"Yeah, the stock market scares me though, so I have it in what they said was the most safe option. I think it is called a money market."
She had her whole 401(k) in cash in a stretch of time when the S&P 500 returned over 50%! Even a moderate, can't go wrong choice, balanced fund returned 14% in 2012 and 21% in 2013! If she had invested her money, her $200/month savings could have grown to over $6,000 instead of being just $4,800. This would have been an amazing return for such a short time.
This just happened to be a time with particularly high returns. Other stretches of time and other investments would produce different returns.
Retirement is the biggest financial decision most people will make. In recent history, employers have typically provided some sort of mechanism for people to have income or assets after they finish their careers. With people living longer and longer these days, employer sponsored retirement plans have become more and more important, although unfortunately, they have become more and more rare too.
WHAT IS A 401(K)?
The 401(k) is a type of plan known as a deferred compensation plan. It is called this because you are deferring income from your current paychecks until later - hopefully until you retire. Essentially it works like this:
- You decide an amount of money that you want withheld from your paycheck. Sometimes you can choose if you want this deferred before you pay taxes on it or after.
- This money is withheld and placed in an account for you.
- Your employer may or may not add a contribution on top. Typically contributions are matching contributions up to some percentage of your pay, but can also include flat contributions or profit sharing contributions.
- The money in the account is invested according to to your instructions.

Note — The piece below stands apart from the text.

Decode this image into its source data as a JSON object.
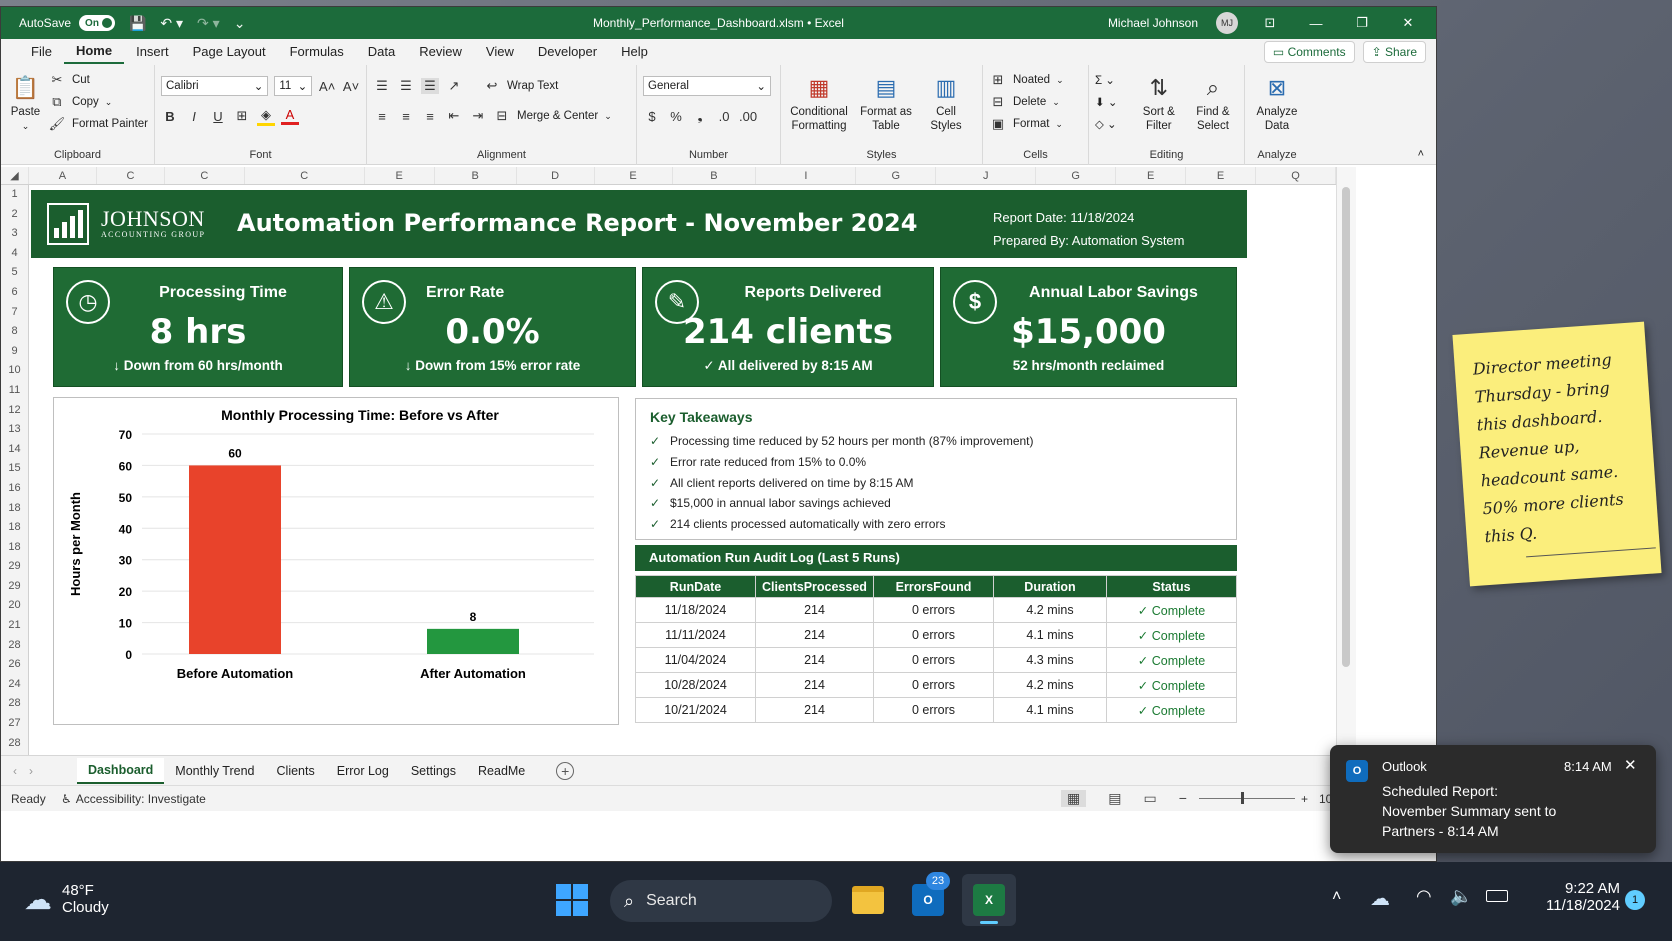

- Money accumulates as you work.
- When you retire, you have essentially free access to the money.
- Stable Value or Money Market funds. These are basically cash.
- Fixed Income. These are funds with bonds of various types. They may contain US Government Treasury bonds or corporate bonds but the idea is that they will all pay interest to you and a supposedly reliable pace. A much deeper dive for a different day reveals that this is not the case when they are pooled into funds.
- Stocks. These may be divided up into US and International funds. Or maybe divided by size and shape. Stocks are shares of companies. The value fluctuates with the successes and failures of the company. Funds can be either actively managed by someone trying to pick the companies with the best future, or can be a passively managed index fund, just keeping track of a basket of stocks without much interference or cost.
- Balanced Funds. A mix of the other types of funds.
- Target Date funds. These are a special flavor of balanced fund that adjusts as you age. They typically have a retirement year in the name. They start off with aggressive, risky investments in stocks to drive return when you have a long time to grow, and get more conservative moving to bonds and cash as you retire.
- Are you contributing enough? Are you hitting the 16% target? Can you contribute more?
- Have the investments changed in your plan? Plan menus do change, if an old option is not available, search for the next best alternative. If your plan had target date options, it is unlikely that these have changed without keeping you up with the times.
- Do the investments work with your total portfolio? You cannot view your 401(k) in isolation. It is an asset like your other assets and needs to be viewed in that context. Say you have $100,000 in your 401(k) and $100,000 in outside investments and your overall allocation, based on your needs and risk tolerance, is 50% stocks 50% bonds. If both accounts are 50/50, fine, but if your outside investments are all stocks, then your 401(k) should be all bonds.